Start of Data for review

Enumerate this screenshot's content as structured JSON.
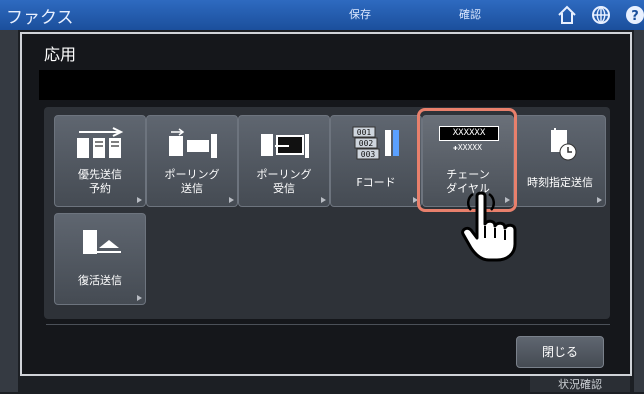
{
  "app": {
    "title": "ファクス"
  },
  "top": {
    "save": "保存",
    "confirm": "確認"
  },
  "dialog": {
    "title": "応用",
    "message": ""
  },
  "tiles": [
    {
      "label": "優先送信\n予約"
    },
    {
      "label": "ポーリング\n送信"
    },
    {
      "label": "ポーリング\n受信"
    },
    {
      "label": "Fコード"
    },
    {
      "label": "チェーン\nダイヤル",
      "icon_text": "XXXXXX",
      "icon_sub": "XXXXX"
    },
    {
      "label": "時刻指定送信"
    },
    {
      "label": "復活送信"
    }
  ],
  "fcode_icon": [
    "001",
    "002",
    "003"
  ],
  "close": "閉じる",
  "status": "状況確認",
  "colors": {
    "highlight": "#e8806c",
    "topbar": "#2e6ac0"
  },
  "icons": [
    "home-icon",
    "globe-icon",
    "help-icon",
    "pointing-hand-icon"
  ]
}
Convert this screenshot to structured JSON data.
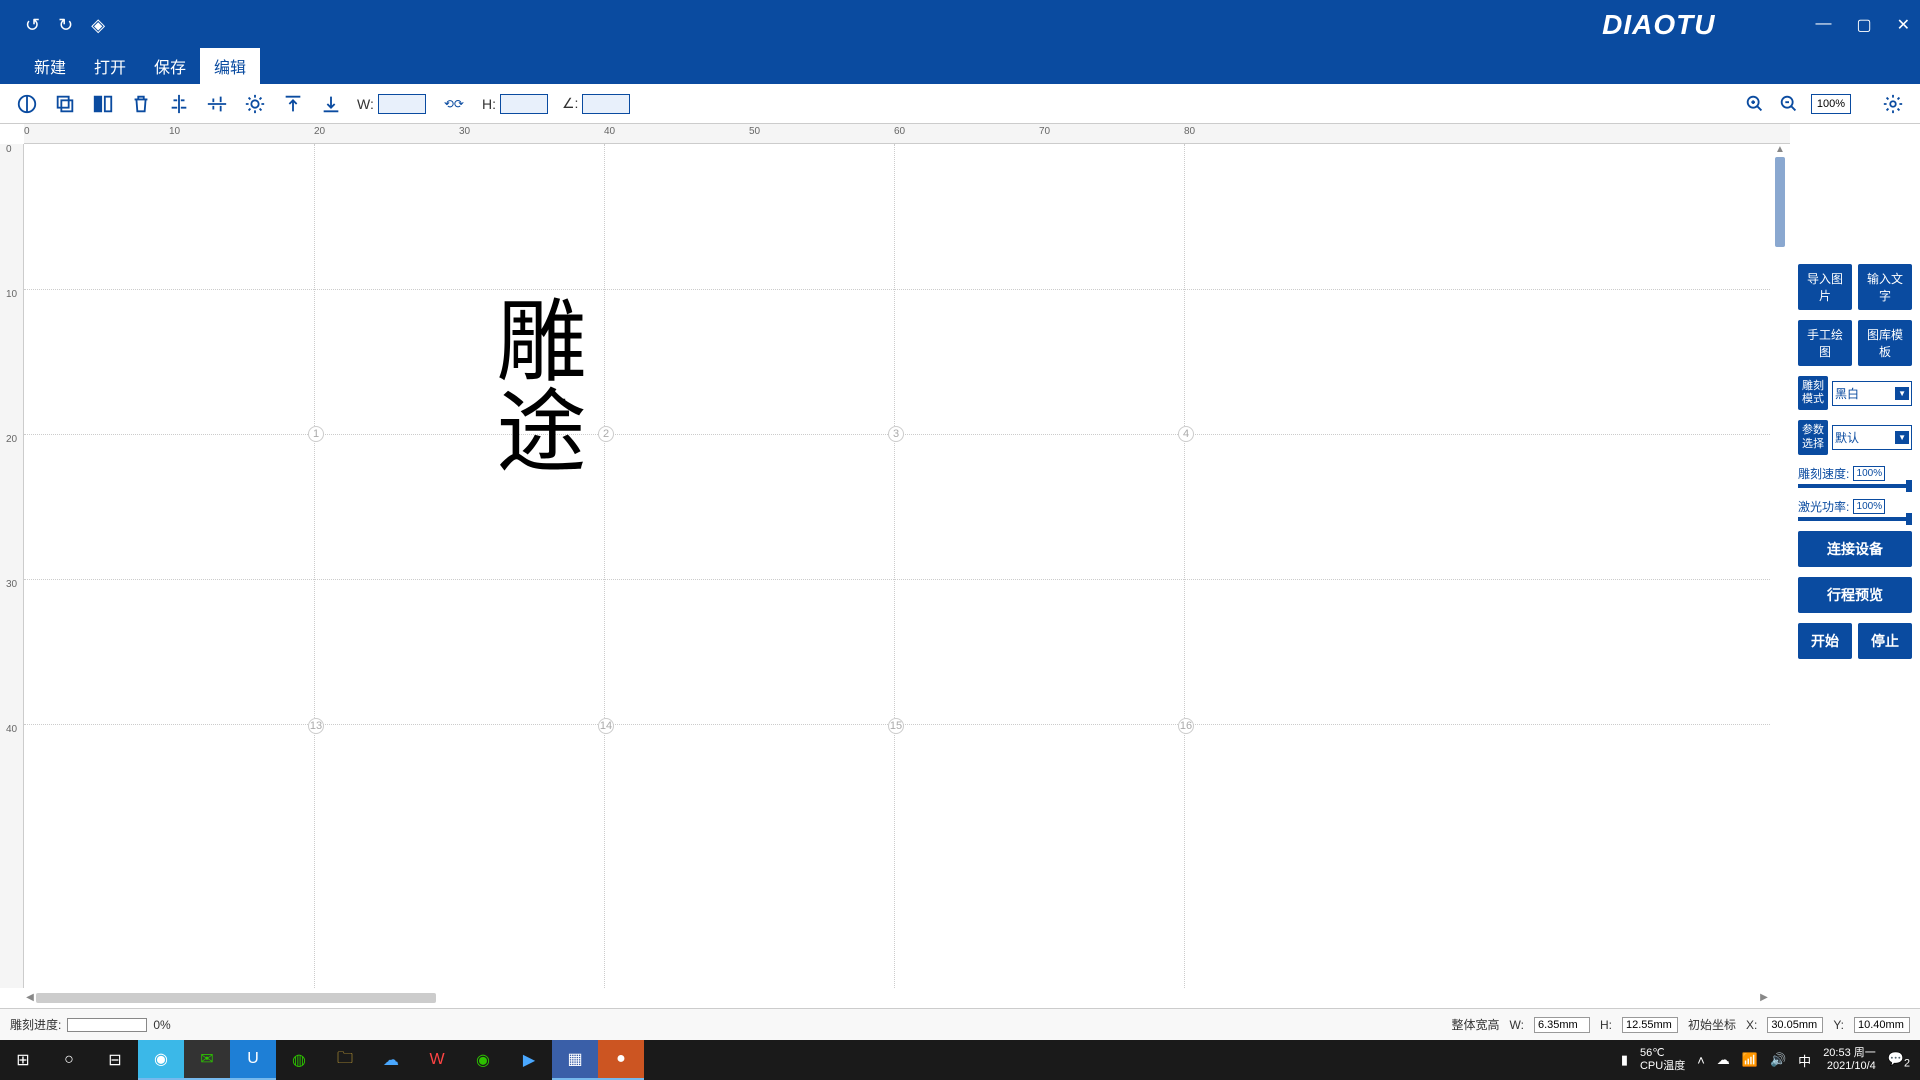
{
  "titlebar": {
    "logo": "DIAOTU"
  },
  "menu": {
    "new": "新建",
    "open": "打开",
    "save": "保存",
    "edit": "编辑"
  },
  "toolbar": {
    "w_label": "W:",
    "h_label": "H:",
    "angle_label": "∠:",
    "w_val": "",
    "h_val": "",
    "angle_val": "",
    "zoom": "100%"
  },
  "ruler_h": [
    "0",
    "10",
    "20",
    "30",
    "40",
    "50",
    "60",
    "70",
    "80"
  ],
  "ruler_v": [
    "0",
    "10",
    "20",
    "30",
    "40"
  ],
  "grid_nums_h": [
    "1",
    "2",
    "3",
    "4"
  ],
  "grid_nums_b": [
    "13",
    "14",
    "15",
    "16"
  ],
  "canvas_text": "雕途",
  "sidebar": {
    "import_img": "导入图片",
    "input_text": "输入文字",
    "hand_draw": "手工绘图",
    "gallery": "图库模板",
    "mode_label": "雕刻\n模式",
    "mode_val": "黑白",
    "param_label": "参数\n选择",
    "param_val": "默认",
    "speed_label": "雕刻速度:",
    "speed_val": "100%",
    "power_label": "激光功率:",
    "power_val": "100%",
    "connect": "连接设备",
    "preview": "行程预览",
    "start": "开始",
    "stop": "停止"
  },
  "status": {
    "progress_label": "雕刻进度:",
    "progress_pct": "0%",
    "overall_label": "整体宽高",
    "w_label": "W:",
    "w_val": "6.35mm",
    "h_label": "H:",
    "h_val": "12.55mm",
    "coord_label": "初始坐标",
    "x_label": "X:",
    "x_val": "30.05mm",
    "y_label": "Y:",
    "y_val": "10.40mm"
  },
  "taskbar": {
    "temp": "56℃",
    "temp_label": "CPU温度",
    "ime": "中",
    "time": "20:53 周一",
    "date": "2021/10/4",
    "notif": "2"
  }
}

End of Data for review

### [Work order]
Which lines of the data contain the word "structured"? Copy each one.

### [Task response]
Enumerate this screenshot's content as structured JSON.
Convert this screenshot to structured JSON data.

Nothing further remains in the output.